● **About this exercise**
Please return every line below that contains the string "role".

● **Records for processing**
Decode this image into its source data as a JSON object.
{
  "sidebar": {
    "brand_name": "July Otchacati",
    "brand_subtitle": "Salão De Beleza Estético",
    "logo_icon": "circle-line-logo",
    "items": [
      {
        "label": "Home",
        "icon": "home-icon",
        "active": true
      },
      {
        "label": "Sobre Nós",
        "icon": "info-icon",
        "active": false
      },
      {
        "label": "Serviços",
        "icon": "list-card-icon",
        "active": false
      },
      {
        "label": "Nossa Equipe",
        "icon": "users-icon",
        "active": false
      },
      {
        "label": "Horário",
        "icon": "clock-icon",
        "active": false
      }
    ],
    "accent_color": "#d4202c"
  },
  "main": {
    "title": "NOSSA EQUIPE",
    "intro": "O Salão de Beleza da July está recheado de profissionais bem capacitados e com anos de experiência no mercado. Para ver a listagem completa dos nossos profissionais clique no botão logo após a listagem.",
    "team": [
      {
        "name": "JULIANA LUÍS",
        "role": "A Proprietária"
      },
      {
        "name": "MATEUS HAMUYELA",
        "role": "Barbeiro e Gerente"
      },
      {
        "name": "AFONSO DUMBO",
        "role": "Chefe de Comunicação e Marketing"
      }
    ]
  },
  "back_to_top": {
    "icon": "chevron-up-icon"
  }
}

● **Solution to the problem**
        "role": "A Proprietária"
        "role": "Barbeiro e Gerente"
        "role": "Chefe de Comunicação e Marketing"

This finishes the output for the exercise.